Writing involves a lot of waiting.
Waiting for ideas to grow. Waiting for time to write and drafts to brew (leaving a manuscript alone for a while before returning to it with fresh eyes). Writers wait for first readers to comment. For editors to respond. For edits to be made. For proofs to be set. And so on.
A writer inevitably learns to get good at waiting, or not.
I’m not sure which camp I’m in. Sometimes, I know these types of waiting are a quiet kind of action that improves how I put the words on the page and shapes the stories I tell.
Other times it just feels cruel. I buck up with indignant self righteousness, wishing this whole process wouldn’t take so long.
But maybe that’s why it does, and perhaps that’s one reason why, sometimes, it should.
Because there is a little question I’m constantly asking myself. And it is this: Does the world really need any of the words I write?
A tough question, to be sure.
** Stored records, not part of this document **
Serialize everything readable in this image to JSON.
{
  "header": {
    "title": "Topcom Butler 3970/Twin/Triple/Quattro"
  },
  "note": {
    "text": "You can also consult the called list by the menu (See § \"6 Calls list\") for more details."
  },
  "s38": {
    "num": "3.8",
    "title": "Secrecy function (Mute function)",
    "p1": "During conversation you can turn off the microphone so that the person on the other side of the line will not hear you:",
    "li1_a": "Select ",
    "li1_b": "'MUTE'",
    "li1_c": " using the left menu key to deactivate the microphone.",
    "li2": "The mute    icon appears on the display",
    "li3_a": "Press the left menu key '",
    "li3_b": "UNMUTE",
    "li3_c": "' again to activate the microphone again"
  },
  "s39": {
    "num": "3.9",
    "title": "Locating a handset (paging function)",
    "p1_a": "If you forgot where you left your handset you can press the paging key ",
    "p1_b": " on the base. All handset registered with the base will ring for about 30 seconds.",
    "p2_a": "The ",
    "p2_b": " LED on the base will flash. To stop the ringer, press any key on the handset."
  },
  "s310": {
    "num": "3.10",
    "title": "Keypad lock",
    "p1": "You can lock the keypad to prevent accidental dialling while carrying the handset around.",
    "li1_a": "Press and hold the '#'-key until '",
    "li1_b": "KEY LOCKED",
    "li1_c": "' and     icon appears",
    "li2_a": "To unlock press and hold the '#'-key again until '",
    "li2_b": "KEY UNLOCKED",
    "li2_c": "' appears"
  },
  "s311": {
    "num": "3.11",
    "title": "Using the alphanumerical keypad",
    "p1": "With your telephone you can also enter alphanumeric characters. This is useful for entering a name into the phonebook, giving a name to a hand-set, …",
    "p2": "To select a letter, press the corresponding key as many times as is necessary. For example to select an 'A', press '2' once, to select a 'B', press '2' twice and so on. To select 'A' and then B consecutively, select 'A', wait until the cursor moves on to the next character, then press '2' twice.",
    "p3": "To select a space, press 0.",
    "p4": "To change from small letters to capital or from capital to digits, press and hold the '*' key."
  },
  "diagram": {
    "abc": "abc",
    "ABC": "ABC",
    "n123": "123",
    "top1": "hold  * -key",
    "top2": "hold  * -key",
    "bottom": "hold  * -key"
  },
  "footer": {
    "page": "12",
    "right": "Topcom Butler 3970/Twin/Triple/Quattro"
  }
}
But it's a true one. To be a writer does not necessarily mean I need to be published. Writing in and of itself is a worthy pastime, useful for nutting out the big issues, coming to grips with our emotions and the sake of pure enjoyment in the way words work together.
But to pursue publication, to write and wait for my books to reach shelves and the hands of young people and children, is a rather more scary endeavour. It’s not one I hope to ever take lightly. It’s a joy and responsibility I hope to live up to.
Does the world need more words? Probably not. So if I’m putting mine out there for someone to read, a little bit of waiting does me good. It keeps me humble, keeps me learning, keeps me trying my very best.
And so, today, I wait some more.